[[ SUPPLIED RECORDS open ]]

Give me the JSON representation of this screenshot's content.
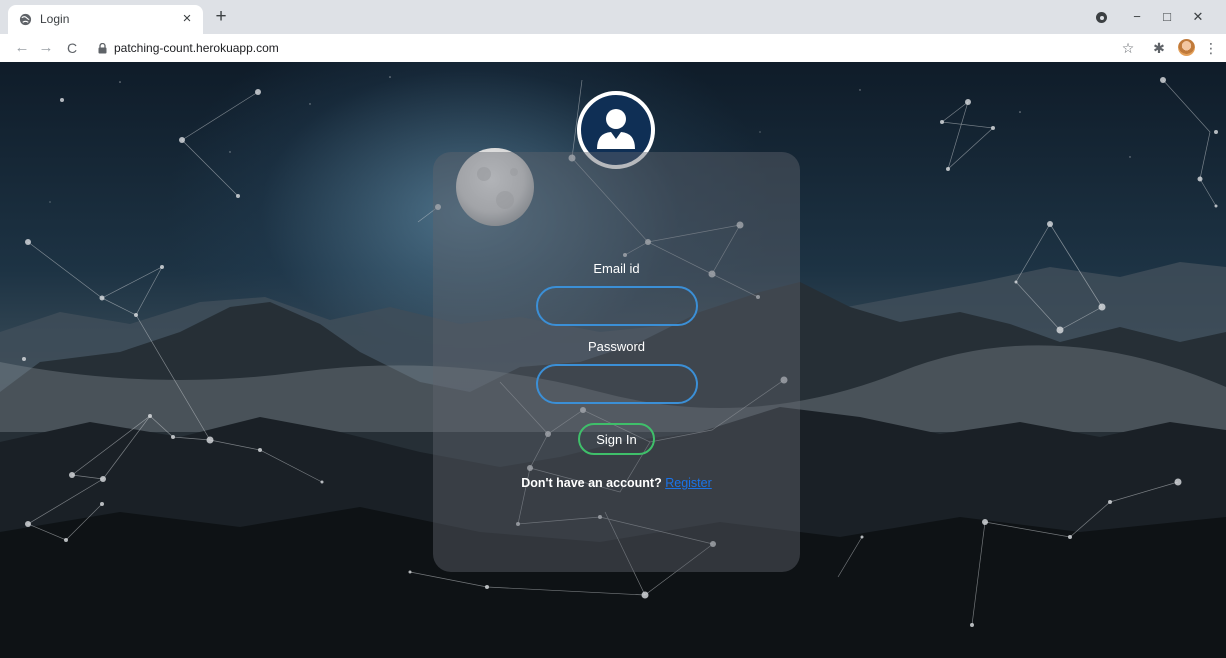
{
  "browser": {
    "tab_title": "Login",
    "tab_close": "×",
    "new_tab": "+",
    "url": "patching-count.herokuapp.com",
    "back": "←",
    "forward": "→",
    "reload": "C",
    "minimize": "−",
    "maximize": "□",
    "close": "✕",
    "star": "☆",
    "extensions": "✱",
    "menu": "⋮"
  },
  "login": {
    "email_label": "Email id",
    "email_value": "",
    "password_label": "Password",
    "password_value": "",
    "signin_label": "Sign In",
    "no_account_text": "Don't have an account?",
    "register_label": "Register"
  },
  "colors": {
    "input_border": "#3b8fd6",
    "signin_border": "#3fbf6a",
    "avatar_bg": "#0f2f55",
    "link": "#1a73e8"
  }
}
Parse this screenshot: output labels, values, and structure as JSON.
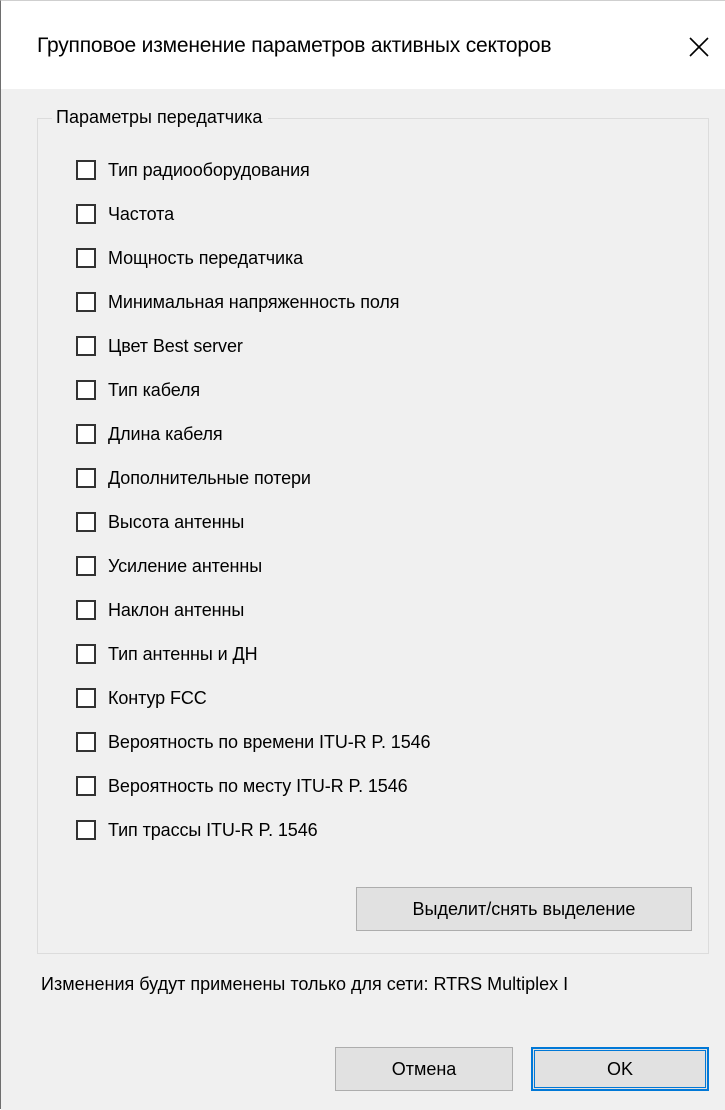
{
  "dialog": {
    "title": "Групповое изменение параметров активных секторов",
    "close_icon": "close-icon"
  },
  "transmitter_group": {
    "legend": "Параметры передатчика",
    "checkboxes": [
      {
        "label": "Тип радиооборудования",
        "checked": false
      },
      {
        "label": "Частота",
        "checked": false
      },
      {
        "label": "Мощность передатчика",
        "checked": false
      },
      {
        "label": "Минимальная напряженность поля",
        "checked": false
      },
      {
        "label": "Цвет Best server",
        "checked": false
      },
      {
        "label": "Тип кабеля",
        "checked": false
      },
      {
        "label": "Длина кабеля",
        "checked": false
      },
      {
        "label": "Дополнительные потери",
        "checked": false
      },
      {
        "label": "Высота антенны",
        "checked": false
      },
      {
        "label": "Усиление антенны",
        "checked": false
      },
      {
        "label": "Наклон антенны",
        "checked": false
      },
      {
        "label": "Тип антенны и ДН",
        "checked": false
      },
      {
        "label": "Контур FCC",
        "checked": false
      },
      {
        "label": "Вероятность по времени ITU-R P. 1546",
        "checked": false
      },
      {
        "label": "Вероятность по месту ITU-R P. 1546",
        "checked": false
      },
      {
        "label": "Тип трассы ITU-R P. 1546",
        "checked": false
      }
    ],
    "toggle_all_button": "Выделит/снять выделение"
  },
  "network_note": "Изменения будут применены только для сети: RTRS Multiplex I",
  "footer": {
    "cancel_label": "Отмена",
    "ok_label": "OK"
  },
  "colors": {
    "dialog_bg": "#f0f0f0",
    "title_bg": "#ffffff",
    "button_bg": "#e1e1e1",
    "default_button_border": "#0078d7"
  }
}
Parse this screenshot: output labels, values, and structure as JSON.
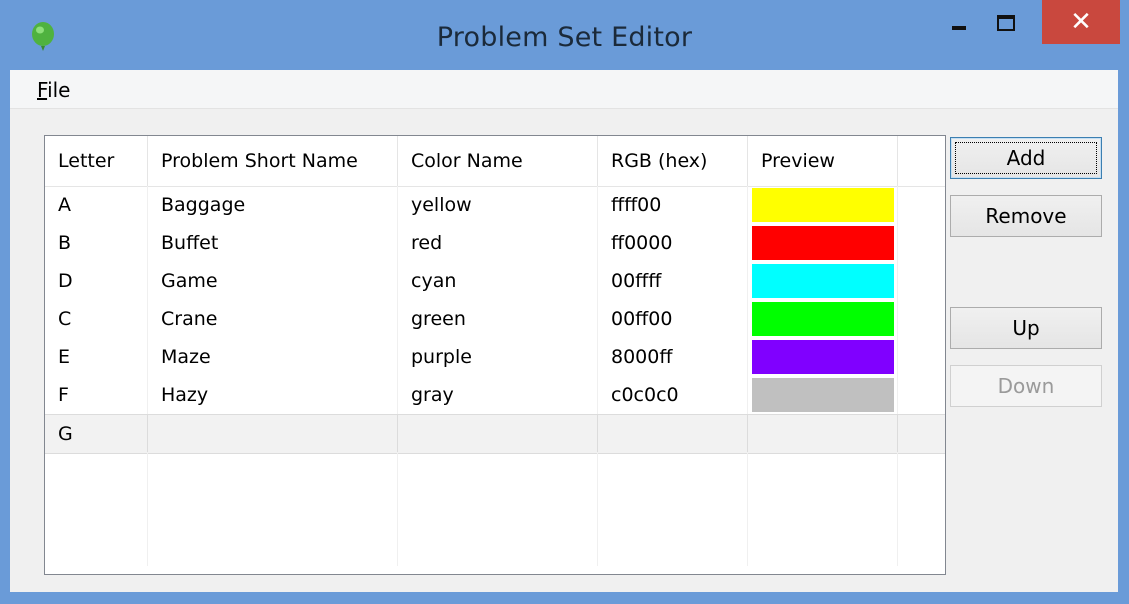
{
  "window": {
    "title": "Problem Set Editor"
  },
  "menu": {
    "file_prefix": "F",
    "file_rest": "ile"
  },
  "grid": {
    "columns": [
      "Letter",
      "Problem Short Name",
      "Color Name",
      "RGB (hex)",
      "Preview"
    ],
    "rows": [
      {
        "letter": "A",
        "name": "Baggage",
        "color": "yellow",
        "rgb": "ffff00",
        "preview": "#ffff00"
      },
      {
        "letter": "B",
        "name": "Buffet",
        "color": "red",
        "rgb": "ff0000",
        "preview": "#ff0000"
      },
      {
        "letter": "D",
        "name": "Game",
        "color": "cyan",
        "rgb": "00ffff",
        "preview": "#00ffff"
      },
      {
        "letter": "C",
        "name": "Crane",
        "color": "green",
        "rgb": "00ff00",
        "preview": "#00ff00"
      },
      {
        "letter": "E",
        "name": "Maze",
        "color": "purple",
        "rgb": "8000ff",
        "preview": "#8000ff"
      },
      {
        "letter": "F",
        "name": "Hazy",
        "color": "gray",
        "rgb": "c0c0c0",
        "preview": "#c0c0c0"
      }
    ],
    "new_row": {
      "letter": "G"
    }
  },
  "buttons": {
    "add": "Add",
    "remove": "Remove",
    "up": "Up",
    "down": "Down"
  },
  "colors": {
    "titlebar": "#6a9bd8",
    "close": "#c9483e",
    "app_icon": "#5cc24a"
  }
}
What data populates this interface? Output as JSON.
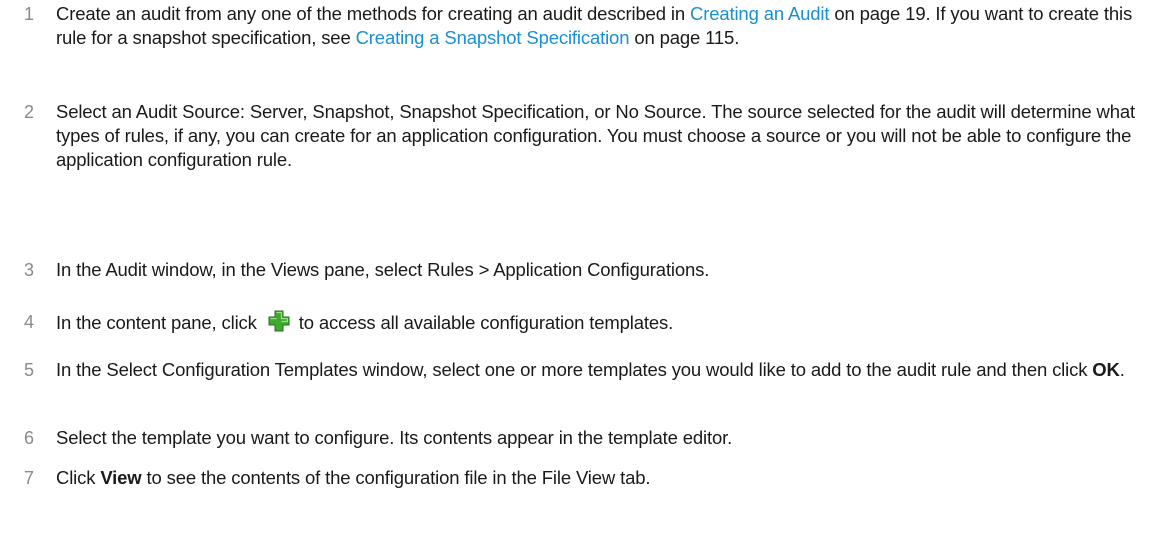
{
  "steps": [
    {
      "number": "1",
      "text_a": "Create an audit from any one of the methods for creating an audit described in ",
      "link_a": "Creating an Audit",
      "text_b": " on page 19. If you want to create this rule for a snapshot specification, see ",
      "link_b": "Creating a Snapshot Specification",
      "text_c": " on page 115."
    },
    {
      "number": "2",
      "text": "Select an Audit Source: Server, Snapshot, Snapshot Specification, or No Source. The source selected for the audit will determine what types of rules, if any, you can create for an application configuration. You must choose a source or you will not be able to configure the application configuration rule."
    },
    {
      "number": "3",
      "text": "In the Audit window, in the Views pane, select Rules > Application Configurations."
    },
    {
      "number": "4",
      "text_a": "In the content pane, click ",
      "icon": "green-plus-icon",
      "text_b": " to access all available configuration templates."
    },
    {
      "number": "5",
      "text_a": "In the Select Configuration Templates window, select one or more templates you would like to add to the audit rule and then click ",
      "bold": "OK",
      "text_b": "."
    },
    {
      "number": "6",
      "text": "Select the template you want to configure. Its contents appear in the template editor."
    },
    {
      "number": "7",
      "text_a": "Click ",
      "bold": "View",
      "text_b": " to see the contents of the configuration file in the File View tab."
    }
  ],
  "colors": {
    "text": "#1a1a1a",
    "number": "#8a8a8a",
    "link": "#1a8fd1",
    "icon_green": "#3fa82f"
  }
}
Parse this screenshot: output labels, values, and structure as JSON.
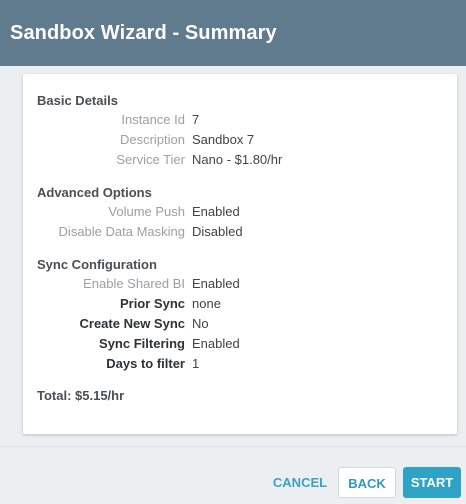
{
  "header": {
    "title": "Sandbox Wizard - Summary"
  },
  "basic_details": {
    "title": "Basic Details",
    "rows": [
      {
        "label": "Instance Id",
        "value": "7"
      },
      {
        "label": "Description",
        "value": "Sandbox 7"
      },
      {
        "label": "Service Tier",
        "value": "Nano - $1.80/hr"
      }
    ]
  },
  "advanced_options": {
    "title": "Advanced Options",
    "rows": [
      {
        "label": "Volume Push",
        "value": "Enabled"
      },
      {
        "label": "Disable Data Masking",
        "value": "Disabled"
      }
    ]
  },
  "sync_configuration": {
    "title": "Sync Configuration",
    "rows": [
      {
        "label": "Enable Shared BI",
        "value": "Enabled"
      },
      {
        "label": "Prior Sync",
        "value": "none"
      },
      {
        "label": "Create New Sync",
        "value": "No"
      },
      {
        "label": "Sync Filtering",
        "value": "Enabled"
      },
      {
        "label": "Days to filter",
        "value": "1"
      }
    ]
  },
  "total": "Total: $5.15/hr",
  "footer": {
    "cancel_label": "CANCEL",
    "back_label": "BACK",
    "start_label": "START"
  },
  "colors": {
    "header_bg": "#5f7b8d",
    "accent": "#2ea3c6"
  }
}
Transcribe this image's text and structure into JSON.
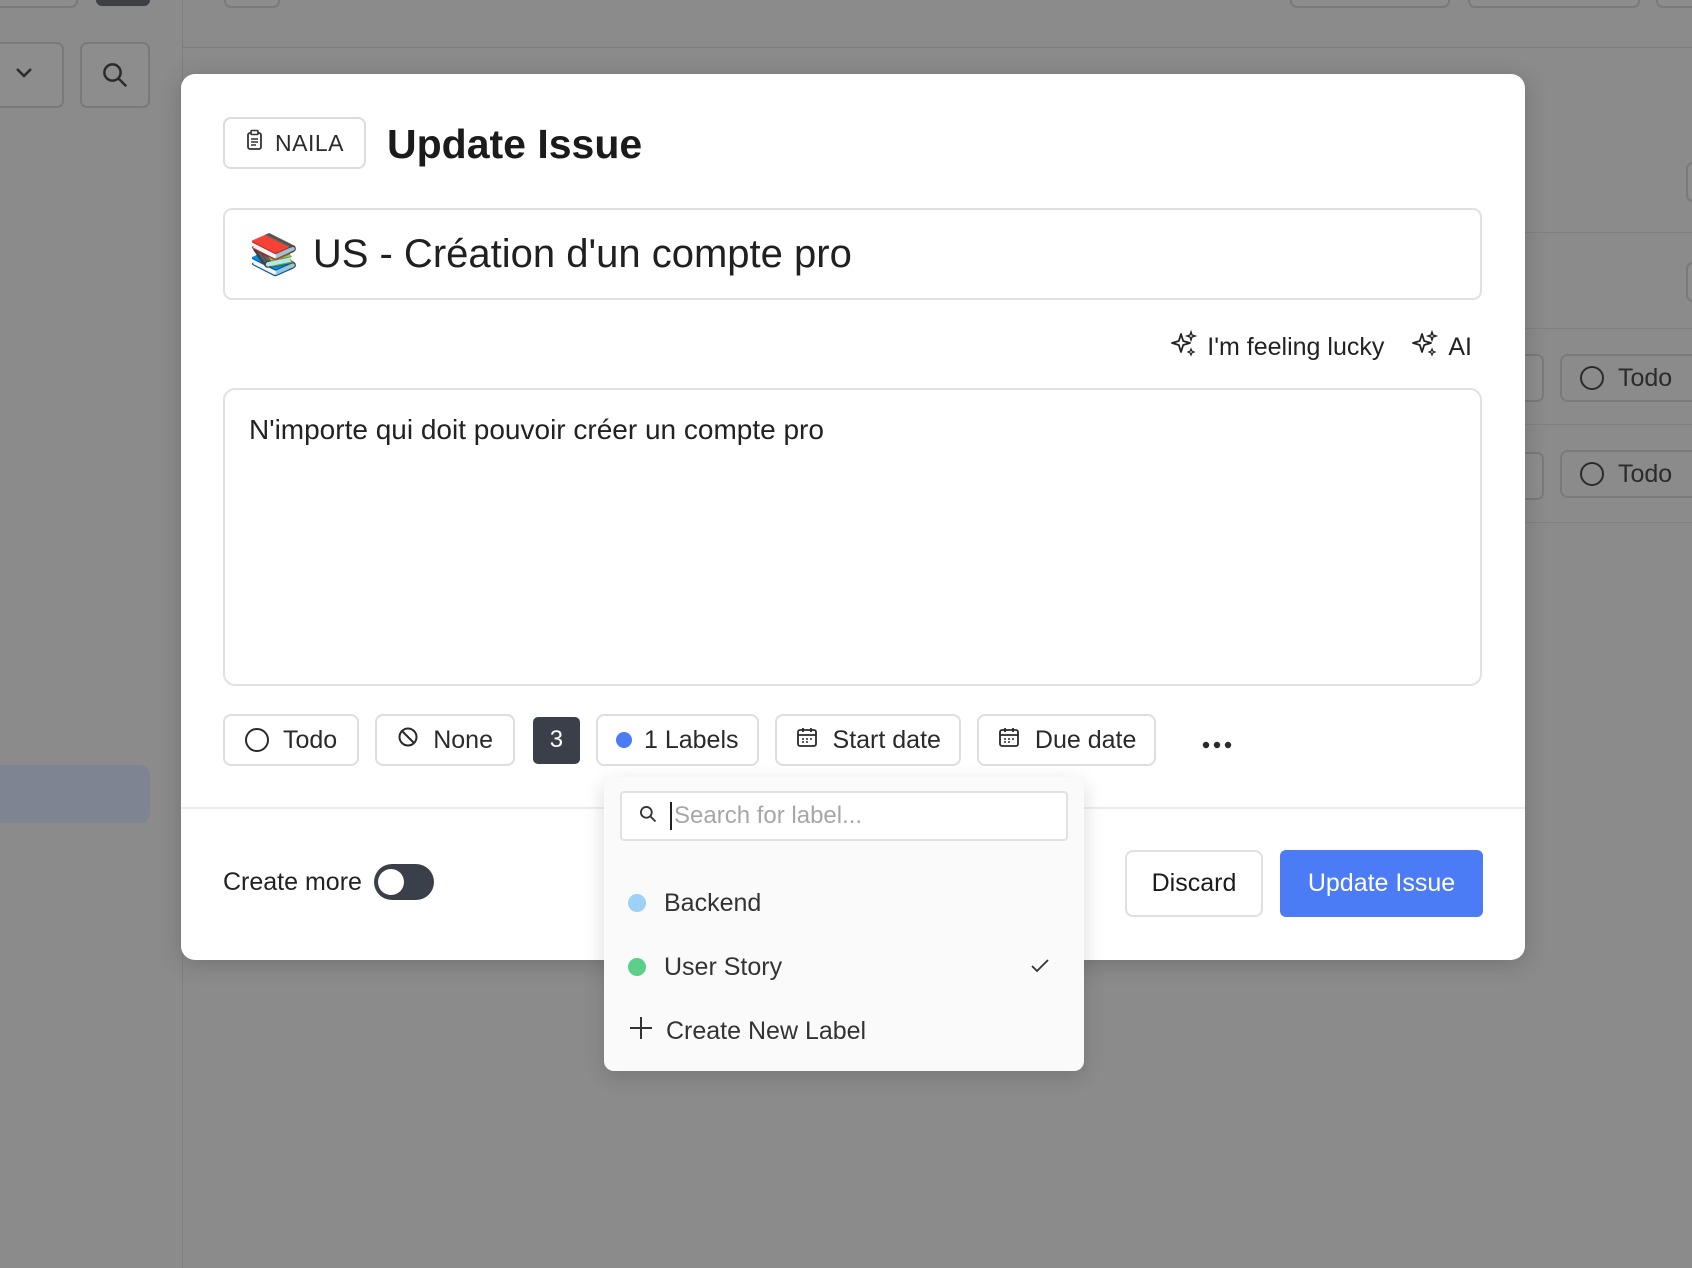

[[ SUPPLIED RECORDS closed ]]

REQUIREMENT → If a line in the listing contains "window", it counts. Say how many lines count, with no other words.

ANSWER TO THE EXERCISE → 3